Exercise objective
Report how many lines of the records below include the word "name". Give nothing but the number.

Input data
= Beginning of Section =
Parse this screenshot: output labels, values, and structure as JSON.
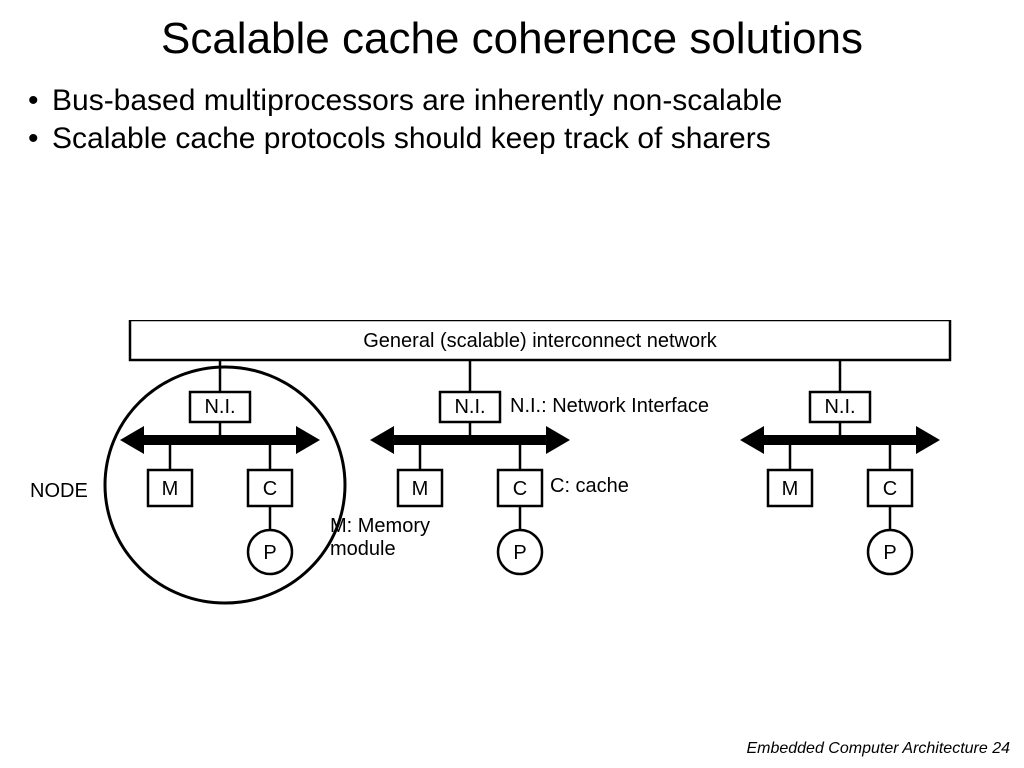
{
  "title": "Scalable cache coherence solutions",
  "bullets": [
    "Bus-based multiprocessors are inherently non-scalable",
    "Scalable cache protocols should keep track of sharers"
  ],
  "diagram": {
    "interconnect": "General (scalable) interconnect network",
    "node_label": "NODE",
    "ni_legend": "N.I.: Network Interface",
    "c_legend": "C: cache",
    "m_legend": "M: Memory\nmodule",
    "ni": "N.I.",
    "m": "M",
    "c": "C",
    "p": "P"
  },
  "footer": "Embedded Computer Architecture  24"
}
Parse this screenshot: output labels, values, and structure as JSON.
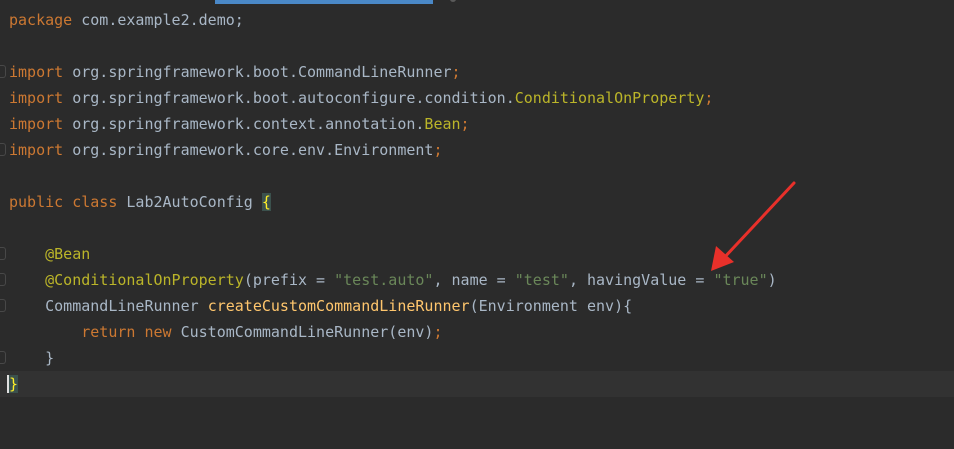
{
  "editor": {
    "lines": {
      "l1": {
        "kw": "package",
        "rest": " com.example2.demo;"
      },
      "l3": {
        "kw": "import",
        "pkg": " org.springframework.boot.CommandLineRunner",
        "semi": ";"
      },
      "l4": {
        "kw": "import",
        "pkg": " org.springframework.boot.autoconfigure.condition.",
        "cls": "ConditionalOnProperty",
        "semi": ";"
      },
      "l5": {
        "kw": "import",
        "pkg": " org.springframework.context.annotation.",
        "cls": "Bean",
        "semi": ";"
      },
      "l6": {
        "kw": "import",
        "pkg": " org.springframework.core.env.Environment",
        "semi": ";"
      },
      "l8": {
        "kw1": "public",
        "kw2": "class",
        "name": "Lab2AutoConfig",
        "brace": "{"
      },
      "l10": {
        "ann": "@Bean"
      },
      "l11": {
        "ann": "@ConditionalOnProperty",
        "p1": "(prefix = ",
        "s1": "\"test.auto\"",
        "p2": ", name = ",
        "s2": "\"test\"",
        "p3": ", havingValue = ",
        "s3": "\"true\"",
        "p4": ")"
      },
      "l12": {
        "type": "CommandLineRunner",
        "method": "createCustomCommandLineRunner",
        "params": "(Environment env){"
      },
      "l13": {
        "kw1": "return",
        "kw2": "new",
        "call": "CustomCommandLineRunner(env)",
        "semi": ";"
      },
      "l14": {
        "brace": "}"
      },
      "l15": {
        "brace": "}"
      }
    }
  },
  "colors": {
    "background": "#2b2b2b",
    "keyword": "#cc7832",
    "annotation": "#bbb529",
    "string": "#6a8759",
    "function": "#ffc66d",
    "text": "#a9b7c6",
    "arrow": "#e8302a"
  }
}
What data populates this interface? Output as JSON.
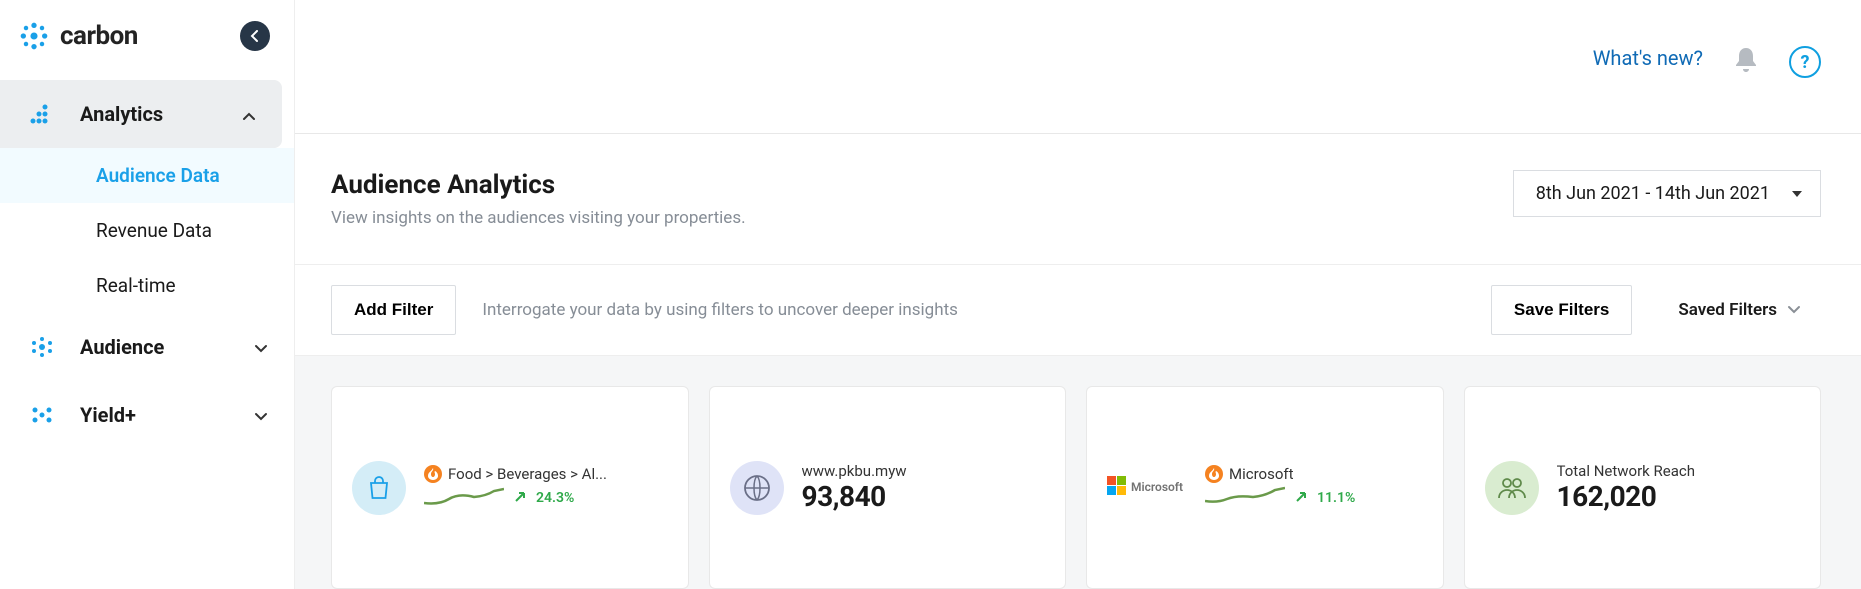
{
  "brand": {
    "name": "carbon"
  },
  "sidebar": {
    "nav": [
      {
        "label": "Analytics",
        "expanded": true,
        "children": [
          {
            "label": "Audience Data",
            "active": true
          },
          {
            "label": "Revenue Data"
          },
          {
            "label": "Real-time"
          }
        ]
      },
      {
        "label": "Audience"
      },
      {
        "label": "Yield+"
      }
    ]
  },
  "topbar": {
    "whats_new": "What's new?"
  },
  "header": {
    "title": "Audience Analytics",
    "subtitle": "View insights on the audiences visiting your properties.",
    "date_range": "8th Jun 2021 - 14th Jun 2021"
  },
  "filters": {
    "add_label": "Add Filter",
    "hint": "Interrogate your data by using filters to uncover deeper insights",
    "save_label": "Save Filters",
    "saved_label": "Saved Filters"
  },
  "cards": [
    {
      "kind": "trend",
      "icon": "shopping-bag",
      "icon_bg": "#d4edf7",
      "hot": true,
      "label": "Food > Beverages > Al...",
      "delta": "24.3%"
    },
    {
      "kind": "metric",
      "icon": "globe",
      "icon_bg": "#dfe3f7",
      "label": "www.pkbu.myw",
      "value": "93,840"
    },
    {
      "kind": "trend",
      "icon": "microsoft",
      "hot": true,
      "label": "Microsoft",
      "delta": "11.1%"
    },
    {
      "kind": "metric",
      "icon": "people",
      "icon_bg": "#d9ecd0",
      "label": "Total Network Reach",
      "value": "162,020"
    }
  ]
}
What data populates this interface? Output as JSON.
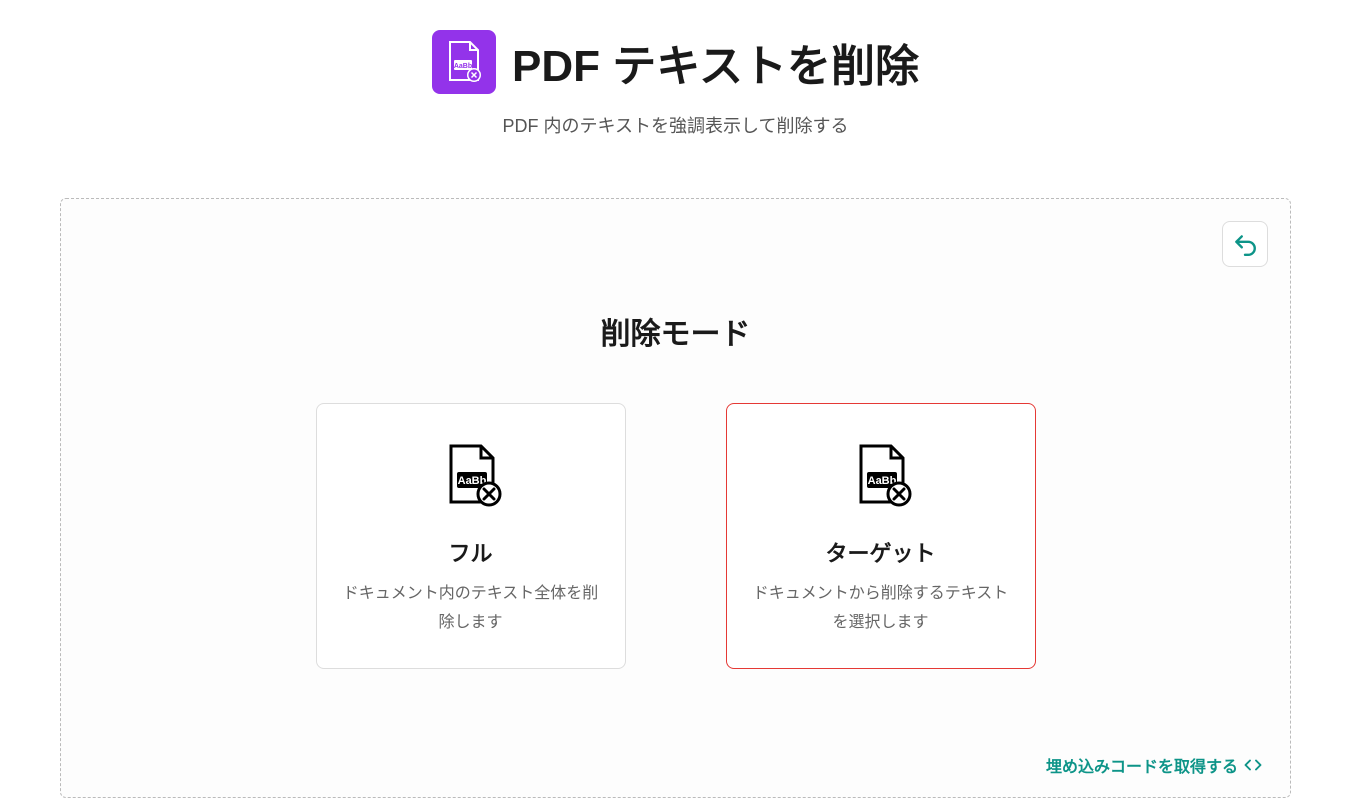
{
  "header": {
    "title": "PDF テキストを削除",
    "subtitle": "PDF 内のテキストを強調表示して削除する"
  },
  "panel": {
    "section_title": "削除モード",
    "options": [
      {
        "title": "フル",
        "desc": "ドキュメント内のテキスト全体を削除します",
        "selected": false
      },
      {
        "title": "ターゲット",
        "desc": "ドキュメントから削除するテキストを選択します",
        "selected": true
      }
    ],
    "embed_link": "埋め込みコードを取得する"
  },
  "colors": {
    "accent": "#9333ea",
    "teal": "#0d9488",
    "selected_border": "#e53935"
  }
}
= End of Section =
Answer space
3